I think companies suffer when they subject applicants to the impersonal and bureaucratic experience of dealing with HR.
Which brings me to the third reason HR should be taken out of the recruiting and hiring business: HR has no skin in the game. It virtually doesn't matter who is recruited, processed, or hired because HR isn't held accountable. It's hardly HR's fault, but it's a rare company that rewards or blames HR for the quality of hiring. HR is typically insulated as a "necessary overhead function."
Don't get me wrong: There are some very good people working in HR, and there may be a legitimate role for HR in many companies. But HR's domination of recruiting and hiring has led to a disaster of staggering magnitude in our economy. In the middle of one of the biggest talent gluts in American history, employers complain they can't fill jobs.
According to NewsHour's latest estimate, nearly 27 million Americans are currently looking for work, either because they are unemployed or under-employed. (The U. S. Bureau of Labor Statistics [BLS] reports 12 million unemployed. I prefer the NewsHour figure because it tells us just how big the pool of available talent is.) Concurrently, BLS also reports that 3.7 million jobs are vacant.
What does HR call this 7:1 ratio of available talent to vacant jobs? It has a special term. HR departments and employers call this 7:1 edge "the great talent shortage!"
While the economy has put massive numbers of talented workers on the street, HR nonetheless complains it can't find the workers it needs. That's no surprise when HR's idea of finding talent is to resort to database searches and keyword filtering, which are disastrously inadequate methods for finding and attracting the best hires.
The typical HR process of recruiting and hiring is most generously described as "hiring who comes along" via job boards and advertisements. It's a rare (and precious) HR worker who gets up from behind the computer display to actually go find, meet, and bring home good candidates.
I could write pages about corporate maladies that arise from employers' over-reliance on HR to recruit and hire. Instead, I'm just going to list some of the ways HR can kill any company's competitive edge by interfering with these management functions:
This situation didn't arise overnight. It crept up on business in the form of a smothering shroud of red tape. Today this HR bureaucracy is propped up by an industry of "consultants," "professionals," and "experts" who advise corporate HR departments about how to maintain their administrative hegemony over the key differentiator that defines any company--its people.
HR should get out of the recruiting and hiring business and give this strategic function back to business units and managers who design, build, manufacture, market and sell a company's products.

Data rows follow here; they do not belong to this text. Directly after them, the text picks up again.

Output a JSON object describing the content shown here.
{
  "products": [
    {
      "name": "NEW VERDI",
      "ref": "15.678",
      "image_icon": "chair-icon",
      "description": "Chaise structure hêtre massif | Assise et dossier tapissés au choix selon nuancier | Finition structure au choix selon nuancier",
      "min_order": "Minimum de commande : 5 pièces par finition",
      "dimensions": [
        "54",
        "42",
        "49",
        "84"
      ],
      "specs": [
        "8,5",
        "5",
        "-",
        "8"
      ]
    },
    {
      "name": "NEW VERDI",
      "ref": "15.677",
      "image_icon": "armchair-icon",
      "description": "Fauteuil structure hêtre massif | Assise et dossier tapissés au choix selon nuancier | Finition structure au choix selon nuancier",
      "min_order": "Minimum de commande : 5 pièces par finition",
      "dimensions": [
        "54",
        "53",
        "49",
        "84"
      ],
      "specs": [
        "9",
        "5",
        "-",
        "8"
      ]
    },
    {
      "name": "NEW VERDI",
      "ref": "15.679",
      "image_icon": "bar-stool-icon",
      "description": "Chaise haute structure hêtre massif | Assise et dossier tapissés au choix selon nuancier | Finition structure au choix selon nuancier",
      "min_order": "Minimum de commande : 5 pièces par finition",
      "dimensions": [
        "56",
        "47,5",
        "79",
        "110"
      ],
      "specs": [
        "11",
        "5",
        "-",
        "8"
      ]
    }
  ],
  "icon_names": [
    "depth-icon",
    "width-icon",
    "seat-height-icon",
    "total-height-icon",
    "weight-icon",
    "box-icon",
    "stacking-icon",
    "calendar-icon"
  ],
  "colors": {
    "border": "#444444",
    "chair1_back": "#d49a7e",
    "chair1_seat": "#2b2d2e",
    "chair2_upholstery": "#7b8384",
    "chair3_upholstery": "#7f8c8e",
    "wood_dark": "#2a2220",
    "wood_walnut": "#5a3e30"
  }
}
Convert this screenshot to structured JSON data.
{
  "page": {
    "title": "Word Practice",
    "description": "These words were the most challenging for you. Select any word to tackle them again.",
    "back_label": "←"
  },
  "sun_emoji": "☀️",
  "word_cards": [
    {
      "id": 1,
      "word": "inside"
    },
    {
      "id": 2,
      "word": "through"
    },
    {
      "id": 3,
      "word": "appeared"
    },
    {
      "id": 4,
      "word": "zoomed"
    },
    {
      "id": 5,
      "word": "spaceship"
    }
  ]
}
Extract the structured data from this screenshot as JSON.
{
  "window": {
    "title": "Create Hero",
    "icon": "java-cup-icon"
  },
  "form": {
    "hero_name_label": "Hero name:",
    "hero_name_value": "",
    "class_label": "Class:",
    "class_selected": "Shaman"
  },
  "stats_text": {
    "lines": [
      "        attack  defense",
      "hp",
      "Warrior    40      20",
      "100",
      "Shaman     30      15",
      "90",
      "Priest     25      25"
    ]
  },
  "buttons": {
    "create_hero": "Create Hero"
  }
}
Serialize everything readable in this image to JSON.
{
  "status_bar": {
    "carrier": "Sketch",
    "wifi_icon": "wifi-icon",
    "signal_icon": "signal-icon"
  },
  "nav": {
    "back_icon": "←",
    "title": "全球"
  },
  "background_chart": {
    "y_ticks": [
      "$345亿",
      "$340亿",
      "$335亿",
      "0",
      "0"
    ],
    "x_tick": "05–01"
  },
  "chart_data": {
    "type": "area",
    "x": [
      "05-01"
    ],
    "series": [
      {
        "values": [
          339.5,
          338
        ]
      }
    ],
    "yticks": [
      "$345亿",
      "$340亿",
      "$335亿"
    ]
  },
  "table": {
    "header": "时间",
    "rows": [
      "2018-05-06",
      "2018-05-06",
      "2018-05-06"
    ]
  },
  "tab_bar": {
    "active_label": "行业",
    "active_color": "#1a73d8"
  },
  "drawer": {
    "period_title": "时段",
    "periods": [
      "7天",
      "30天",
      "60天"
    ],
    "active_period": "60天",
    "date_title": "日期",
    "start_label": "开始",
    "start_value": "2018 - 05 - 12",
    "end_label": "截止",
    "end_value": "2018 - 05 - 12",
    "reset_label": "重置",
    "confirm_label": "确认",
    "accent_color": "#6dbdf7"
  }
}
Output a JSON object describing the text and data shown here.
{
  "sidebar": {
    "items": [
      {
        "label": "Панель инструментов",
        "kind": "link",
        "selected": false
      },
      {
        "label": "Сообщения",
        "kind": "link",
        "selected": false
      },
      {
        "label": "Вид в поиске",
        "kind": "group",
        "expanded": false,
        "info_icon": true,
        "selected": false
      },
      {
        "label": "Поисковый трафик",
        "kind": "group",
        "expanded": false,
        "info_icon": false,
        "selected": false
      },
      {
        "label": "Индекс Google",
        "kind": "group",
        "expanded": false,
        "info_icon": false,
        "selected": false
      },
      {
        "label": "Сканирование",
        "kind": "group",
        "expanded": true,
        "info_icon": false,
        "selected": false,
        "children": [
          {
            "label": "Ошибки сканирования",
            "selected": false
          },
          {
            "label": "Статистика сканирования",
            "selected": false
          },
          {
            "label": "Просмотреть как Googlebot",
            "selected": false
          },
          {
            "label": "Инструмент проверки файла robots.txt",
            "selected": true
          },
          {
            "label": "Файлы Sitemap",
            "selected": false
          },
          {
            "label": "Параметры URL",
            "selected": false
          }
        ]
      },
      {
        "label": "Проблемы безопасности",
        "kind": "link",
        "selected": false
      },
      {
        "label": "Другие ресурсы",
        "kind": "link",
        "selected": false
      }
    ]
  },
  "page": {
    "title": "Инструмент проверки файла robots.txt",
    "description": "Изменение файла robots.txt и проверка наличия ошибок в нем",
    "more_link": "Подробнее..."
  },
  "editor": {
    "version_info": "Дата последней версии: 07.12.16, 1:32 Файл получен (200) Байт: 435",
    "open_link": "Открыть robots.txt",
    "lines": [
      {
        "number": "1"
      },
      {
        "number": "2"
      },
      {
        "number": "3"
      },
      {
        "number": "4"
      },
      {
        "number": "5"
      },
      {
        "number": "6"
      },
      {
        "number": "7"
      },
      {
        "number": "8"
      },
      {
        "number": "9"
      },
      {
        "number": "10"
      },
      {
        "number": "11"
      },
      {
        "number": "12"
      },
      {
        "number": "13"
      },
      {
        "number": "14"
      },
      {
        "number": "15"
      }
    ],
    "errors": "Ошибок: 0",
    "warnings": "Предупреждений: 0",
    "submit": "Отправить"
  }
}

Give recruiting and hiring back to the people who actually do the business. Who better to decide who's worth hiring? Who better to aggressively go find the people who will give the company an edge?
In the meantime, job hunters have no choice but to "Outsmart The Employment System."
Please share your thoughts below about whether HR should relinquish its recruiting and hiring functions. Have you experienced problems with HR in this regard? What do you think should be done about it? (And if you think I'm wrong, please tell me why.)
Nick Corcodilos invites Making Sense readers to subscribe to his free weekly Ask The Headhunter© Newsletter. His in-depth "how to" PDF books are available on his website: "How to Work With Headhunters...and how to make headhunters work for you," "How Can I Change Careers?" and "Keep Your Salary Under Wraps."
Send your questions to Nick, and join him for discussion every week here on Making Sense. Thanks for participating!
Copyright © 2013 Nick Corcodilos. All rights reserved in all media. Ask the Headhunter® is a registered trademark.
This entry is cross-posted on the Rundown -- NewsHour's blog of news and insight. Follow Paul on Twitter.
Listed below are links to blogs that reference this entry: Ask The Headhunter: The Talent Shortage Myth and Why HR Should Get Out of the Hiring Business.
TrackBack URL for this entry:
|Support the kind of journalism done by the NewsHour...Become a member of your local PBS station.|